Hampton said the agency uses Vail as a positive example for other towns. He said Aspen and Pitkin County beefed up laws and enforcement in late summer.
Vail officials started strengthening their ordinances last spring to avoid the problems of the previous season: bears breaking into homes and officers being forced to euthanize two bears. Homes, including multifamily complexes, businesses and construction sites, are required to use wildlife- resistant containers or place cans in an approved enclosure.
The police department trains its officers in bear behavior. Officers shoot paintball-like pellets packed with pepper to chase away bears.
A community awareness campaign led to a “significant amount of voluntary compliance,” Police Chief Dwight Henninger said.
Stepped-up enforcement didn’t hurt, either. Through December, 432 warnings and 86 summonses were issued, Henninger said. In 2006, police issued 135 warnings and 40 summonses.
Some bears still wandered into neighborhoods, mostly at night, to look for food when fewer people were around, Henninger said.

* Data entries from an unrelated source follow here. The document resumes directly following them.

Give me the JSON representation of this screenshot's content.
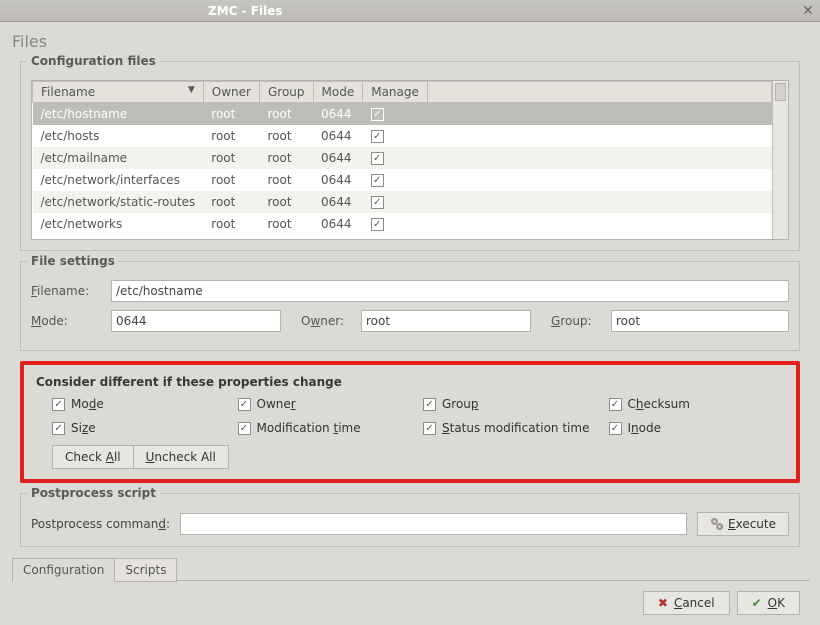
{
  "window": {
    "title": "ZMC - Files"
  },
  "header": {
    "page_title": "Files"
  },
  "config_files": {
    "frame_title": "Configuration files",
    "columns": {
      "filename": "Filename",
      "owner": "Owner",
      "group": "Group",
      "mode": "Mode",
      "manage": "Manage"
    },
    "rows": [
      {
        "filename": "/etc/hostname",
        "owner": "root",
        "group": "root",
        "mode": "0644",
        "manage": true,
        "selected": true
      },
      {
        "filename": "/etc/hosts",
        "owner": "root",
        "group": "root",
        "mode": "0644",
        "manage": true,
        "selected": false
      },
      {
        "filename": "/etc/mailname",
        "owner": "root",
        "group": "root",
        "mode": "0644",
        "manage": true,
        "selected": false
      },
      {
        "filename": "/etc/network/interfaces",
        "owner": "root",
        "group": "root",
        "mode": "0644",
        "manage": true,
        "selected": false
      },
      {
        "filename": "/etc/network/static-routes",
        "owner": "root",
        "group": "root",
        "mode": "0644",
        "manage": true,
        "selected": false
      },
      {
        "filename": "/etc/networks",
        "owner": "root",
        "group": "root",
        "mode": "0644",
        "manage": true,
        "selected": false
      }
    ]
  },
  "file_settings": {
    "frame_title": "File settings",
    "filename_label": "Filename:",
    "filename_value": "/etc/hostname",
    "mode_label": "Mode:",
    "mode_value": "0644",
    "owner_label": "Owner:",
    "owner_value": "root",
    "group_label": "Group:",
    "group_value": "root"
  },
  "consider": {
    "frame_title": "Consider different if these properties change",
    "items": [
      {
        "label": "Mode",
        "checked": true
      },
      {
        "label": "Owner",
        "checked": true
      },
      {
        "label": "Group",
        "checked": true
      },
      {
        "label": "Checksum",
        "checked": true
      },
      {
        "label": "Size",
        "checked": true
      },
      {
        "label": "Modification time",
        "checked": true
      },
      {
        "label": "Status modification time",
        "checked": true
      },
      {
        "label": "Inode",
        "checked": true
      }
    ],
    "check_all": "Check All",
    "uncheck_all": "Uncheck All"
  },
  "postprocess": {
    "frame_title": "Postprocess script",
    "label": "Postprocess command:",
    "value": "",
    "execute": "Execute"
  },
  "tabs": [
    {
      "label": "Configuration",
      "active": true
    },
    {
      "label": "Scripts",
      "active": false
    }
  ],
  "footer": {
    "cancel": "Cancel",
    "ok": "OK"
  }
}
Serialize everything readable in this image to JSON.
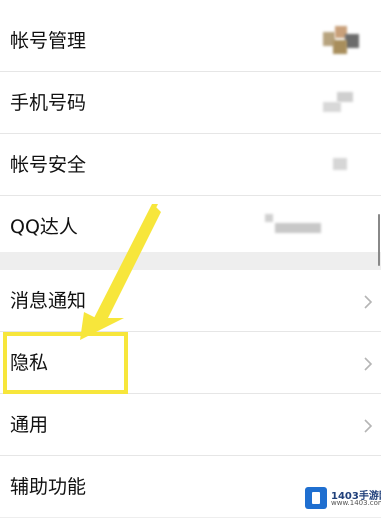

The Division of Wildlife often tags and relocates bears that cause trouble, although officers will immediately kill one that attacks people or is especially aggressive. Bears caught a second time usually are killed.